Excerpts from an interface dataset:
= Beginning of Section =
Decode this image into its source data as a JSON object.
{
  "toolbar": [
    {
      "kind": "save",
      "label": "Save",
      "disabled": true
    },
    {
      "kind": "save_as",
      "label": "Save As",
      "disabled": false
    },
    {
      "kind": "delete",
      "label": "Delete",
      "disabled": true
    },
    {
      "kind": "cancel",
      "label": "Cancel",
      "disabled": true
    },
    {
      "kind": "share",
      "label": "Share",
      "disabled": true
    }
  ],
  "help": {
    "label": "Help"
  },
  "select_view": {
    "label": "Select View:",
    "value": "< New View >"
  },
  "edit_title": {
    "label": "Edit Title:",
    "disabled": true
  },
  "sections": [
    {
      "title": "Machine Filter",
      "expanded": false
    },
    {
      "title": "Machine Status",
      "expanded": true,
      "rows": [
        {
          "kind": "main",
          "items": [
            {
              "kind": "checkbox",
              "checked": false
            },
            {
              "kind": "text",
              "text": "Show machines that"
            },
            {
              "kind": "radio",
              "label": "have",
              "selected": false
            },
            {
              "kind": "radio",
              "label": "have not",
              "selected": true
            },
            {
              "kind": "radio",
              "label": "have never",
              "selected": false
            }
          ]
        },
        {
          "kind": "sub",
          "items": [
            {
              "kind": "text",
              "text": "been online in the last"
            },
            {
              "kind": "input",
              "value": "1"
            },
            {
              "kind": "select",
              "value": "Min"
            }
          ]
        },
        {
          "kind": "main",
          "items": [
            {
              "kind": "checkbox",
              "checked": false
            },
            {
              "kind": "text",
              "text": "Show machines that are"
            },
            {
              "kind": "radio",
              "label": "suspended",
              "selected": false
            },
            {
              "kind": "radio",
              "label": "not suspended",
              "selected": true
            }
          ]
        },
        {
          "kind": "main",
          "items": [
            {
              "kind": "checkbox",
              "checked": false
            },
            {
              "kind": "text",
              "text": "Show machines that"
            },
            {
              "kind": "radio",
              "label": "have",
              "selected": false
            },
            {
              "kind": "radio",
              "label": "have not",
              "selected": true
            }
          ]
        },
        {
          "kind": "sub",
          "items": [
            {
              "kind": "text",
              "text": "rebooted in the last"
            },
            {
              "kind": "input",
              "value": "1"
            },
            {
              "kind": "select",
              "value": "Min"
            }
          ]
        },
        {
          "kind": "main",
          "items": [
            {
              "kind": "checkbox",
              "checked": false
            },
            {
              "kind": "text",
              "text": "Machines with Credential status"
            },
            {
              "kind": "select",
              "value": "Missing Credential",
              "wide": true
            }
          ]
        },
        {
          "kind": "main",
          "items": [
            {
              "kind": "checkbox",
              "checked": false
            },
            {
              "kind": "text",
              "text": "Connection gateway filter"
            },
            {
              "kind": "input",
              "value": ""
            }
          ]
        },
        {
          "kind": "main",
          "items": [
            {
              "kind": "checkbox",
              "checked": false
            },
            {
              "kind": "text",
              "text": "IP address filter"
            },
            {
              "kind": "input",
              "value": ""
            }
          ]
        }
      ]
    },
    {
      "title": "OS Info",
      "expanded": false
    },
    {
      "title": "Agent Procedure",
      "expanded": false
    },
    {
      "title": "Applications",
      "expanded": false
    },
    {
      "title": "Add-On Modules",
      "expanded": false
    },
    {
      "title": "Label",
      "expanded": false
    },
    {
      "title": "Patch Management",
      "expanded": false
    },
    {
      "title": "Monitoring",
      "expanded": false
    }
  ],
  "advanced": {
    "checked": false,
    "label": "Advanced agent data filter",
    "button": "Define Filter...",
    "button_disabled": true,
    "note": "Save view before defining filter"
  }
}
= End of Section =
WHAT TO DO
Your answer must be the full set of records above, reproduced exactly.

FINISHED EXERCISE
Decode this image into its source data as a JSON object.
{
  "toolbar": [
    {
      "kind": "save",
      "label": "Save",
      "disabled": true
    },
    {
      "kind": "save_as",
      "label": "Save As",
      "disabled": false
    },
    {
      "kind": "delete",
      "label": "Delete",
      "disabled": true
    },
    {
      "kind": "cancel",
      "label": "Cancel",
      "disabled": true
    },
    {
      "kind": "share",
      "label": "Share",
      "disabled": true
    }
  ],
  "help": {
    "label": "Help"
  },
  "select_view": {
    "label": "Select View:",
    "value": "< New View >"
  },
  "edit_title": {
    "label": "Edit Title:",
    "disabled": true
  },
  "sections": [
    {
      "title": "Machine Filter",
      "expanded": false
    },
    {
      "title": "Machine Status",
      "expanded": true,
      "rows": [
        {
          "kind": "main",
          "items": [
            {
              "kind": "checkbox",
              "checked": false
            },
            {
              "kind": "text",
              "text": "Show machines that"
            },
            {
              "kind": "radio",
              "label": "have",
              "selected": false
            },
            {
              "kind": "radio",
              "label": "have not",
              "selected": true
            },
            {
              "kind": "radio",
              "label": "have never",
              "selected": false
            }
          ]
        },
        {
          "kind": "sub",
          "items": [
            {
              "kind": "text",
              "text": "been online in the last"
            },
            {
              "kind": "input",
              "value": "1"
            },
            {
              "kind": "select",
              "value": "Min"
            }
          ]
        },
        {
          "kind": "main",
          "items": [
            {
              "kind": "checkbox",
              "checked": false
            },
            {
              "kind": "text",
              "text": "Show machines that are"
            },
            {
              "kind": "radio",
              "label": "suspended",
              "selected": false
            },
            {
              "kind": "radio",
              "label": "not suspended",
              "selected": true
            }
          ]
        },
        {
          "kind": "main",
          "items": [
            {
              "kind": "checkbox",
              "checked": false
            },
            {
              "kind": "text",
              "text": "Show machines that"
            },
            {
              "kind": "radio",
              "label": "have",
              "selected": false
            },
            {
              "kind": "radio",
              "label": "have not",
              "selected": true
            }
          ]
        },
        {
          "kind": "sub",
          "items": [
            {
              "kind": "text",
              "text": "rebooted in the last"
            },
            {
              "kind": "input",
              "value": "1"
            },
            {
              "kind": "select",
              "value": "Min"
            }
          ]
        },
        {
          "kind": "main",
          "items": [
            {
              "kind": "checkbox",
              "checked": false
            },
            {
              "kind": "text",
              "text": "Machines with Credential status"
            },
            {
              "kind": "select",
              "value": "Missing Credential",
              "wide": true
            }
          ]
        },
        {
          "kind": "main",
          "items": [
            {
              "kind": "checkbox",
              "checked": false
            },
            {
              "kind": "text",
              "text": "Connection gateway filter"
            },
            {
              "kind": "input",
              "value": ""
            }
          ]
        },
        {
          "kind": "main",
          "items": [
            {
              "kind": "checkbox",
              "checked": false
            },
            {
              "kind": "text",
              "text": "IP address filter"
            },
            {
              "kind": "input",
              "value": ""
            }
          ]
        }
      ]
    },
    {
      "title": "OS Info",
      "expanded": false
    },
    {
      "title": "Agent Procedure",
      "expanded": false
    },
    {
      "title": "Applications",
      "expanded": false
    },
    {
      "title": "Add-On Modules",
      "expanded": false
    },
    {
      "title": "Label",
      "expanded": false
    },
    {
      "title": "Patch Management",
      "expanded": false
    },
    {
      "title": "Monitoring",
      "expanded": false
    }
  ],
  "advanced": {
    "checked": false,
    "label": "Advanced agent data filter",
    "button": "Define Filter...",
    "button_disabled": true,
    "note": "Save view before defining filter"
  }
}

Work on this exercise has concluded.